Vv.1-3 offer what David had learned from his own past. God had delivered him. We do not know the circumstances that David has in mind, nor do we need to know them. David knew what he had experienced, and was confident in God’s protection. Thus, “the LORD is my light and my salvation…the LORD is the strength of my life” (v.1). Vv.4-6 record the impact of God’s activity upon David. He was utterly devoted to God, and nothing appealed to him more than dwelling in the very presence of YAHWEH. Residing in the tent of God, marveling at God’s glory, rejoicing in God’s wisdom was, to David, the ultimate protection. Moreover, as David looks to the uncertainty of the future, and the almost inevitability of further opposition, he knows that God will continue to hear him and accompany him. Vv.7-12 are not expressions of hesitation and fear, but considerations of temporal uncertainty wherein God will again be the light, the salvation, the strength. Perhaps v.12 notes an enemy at the gates, but David knows that the LORD will “take care of me” and “lead me in a smooth path” (v.10-11), even if his own parents were to desert him. It is this confidence in God that prompts the declaration of v.13, “I would have lost heart, unless I had believed…”

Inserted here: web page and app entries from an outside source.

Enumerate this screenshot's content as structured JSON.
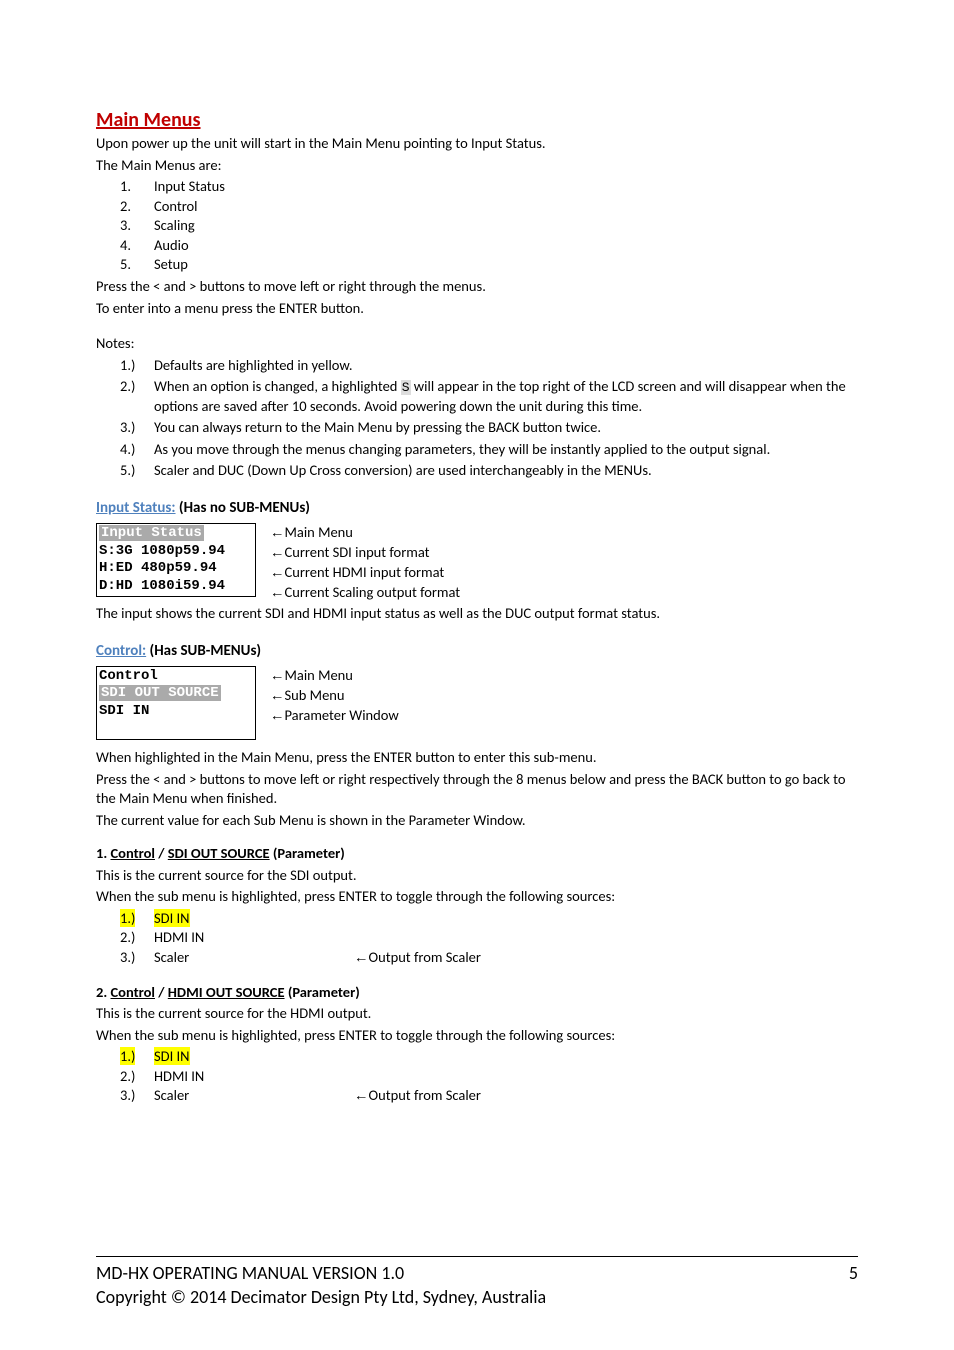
{
  "title": "Main Menus",
  "intro1": "Upon power up the unit will start in the Main Menu pointing to Input Status.",
  "intro2": "The Main Menus are:",
  "menuItems": [
    "Input Status",
    "Control",
    "Scaling",
    "Audio",
    "Setup"
  ],
  "intro3": "Press the < and > buttons to move left or right through the menus.",
  "intro4": "To enter into a menu press the ENTER button.",
  "notesHeader": "Notes:",
  "notes": {
    "n1": "Defaults are highlighted in yellow.",
    "n2a": "When an option is changed, a highlighted ",
    "n2s": "S",
    "n2b": " will appear in the top right of the LCD screen and will disappear when the options are saved after 10 seconds.  Avoid powering down the unit during this time.",
    "n3": "You can always return to the Main Menu by pressing the BACK button twice.",
    "n4": "As you move through the menus changing parameters, they will be instantly applied to the output signal.",
    "n5": "Scaler and DUC (Down Up Cross conversion) are used interchangeably in the MENUs."
  },
  "sec1": {
    "titleBlue": "Input Status:",
    "titleRest": " (Has no SUB-MENUs)",
    "lcd": {
      "l1": "Input Status",
      "l2": "S:3G 1080p59.94",
      "l3": "H:ED 480p59.94",
      "l4": "D:HD 1080i59.94"
    },
    "ann": {
      "a1": "Main Menu",
      "a2": "Current SDI input format",
      "a3": "Current HDMI input format",
      "a4": "Current Scaling output format"
    },
    "note": "The input shows the current SDI and HDMI input status as well as the DUC output format status."
  },
  "sec2": {
    "titleBlue": "Control:",
    "titleRest": " (Has SUB-MENUs)",
    "lcd": {
      "l1": "Control",
      "l2": "SDI OUT SOURCE",
      "l3": "SDI IN"
    },
    "ann": {
      "a1": "Main Menu",
      "a2": "Sub Menu",
      "a3": "Parameter Window"
    },
    "p1": "When highlighted in the Main Menu, press the ENTER button to enter this sub-menu.",
    "p2": "Press the < and > buttons to move left or right respectively through the 8 menus below and press the BACK button to go back to the Main Menu when finished.",
    "p3": "The current value for each Sub Menu is shown in the Parameter Window."
  },
  "param1": {
    "head_pre": "1. ",
    "head_u1": "Control",
    "head_mid": " / ",
    "head_u2": "SDI OUT SOURCE",
    "head_post": " (Parameter)",
    "p1": "This is the current source for the SDI output.",
    "p2": "When the sub menu is highlighted, press ENTER to toggle through the following sources:",
    "opts": {
      "o1m": "1.)",
      "o1": "SDI IN",
      "o2m": "2.)",
      "o2": "HDMI IN",
      "o3m": "3.)",
      "o3": "Scaler",
      "o3ann": "Output from Scaler"
    }
  },
  "param2": {
    "head_pre": "2. ",
    "head_u1": "Control",
    "head_mid": " / ",
    "head_u2": "HDMI OUT SOURCE",
    "head_post": " (Parameter)",
    "p1": "This is the current source for the HDMI output.",
    "p2": "When the sub menu is highlighted, press ENTER to toggle through the following sources:",
    "opts": {
      "o1m": "1.)",
      "o1": "SDI IN",
      "o2m": "2.)",
      "o2": "HDMI IN",
      "o3m": "3.)",
      "o3": "Scaler",
      "o3ann": "Output from Scaler"
    }
  },
  "footer": {
    "line1": "MD-HX OPERATING MANUAL VERSION 1.0",
    "page": "5",
    "line2": "Copyright © 2014 Decimator Design Pty Ltd, Sydney, Australia"
  },
  "arrow": "←"
}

God calls us to trust…even trust in its most difficult form. When life is hard. When the enemy is near. When all others forsake us. When we can see no end. When defeat seems inevitable. When we do not know what to do. When we realize that there is nothing we can do. Then is when we look back and reflect upon the activity of God in the lives of His saints. God delivers His people, even though we may have to wait…and wait…and wait. Even if our waiting has to transcend this temporal realm. Trust never loses sight of “the goodness of God in the land of the living.”
Wait on the LORD.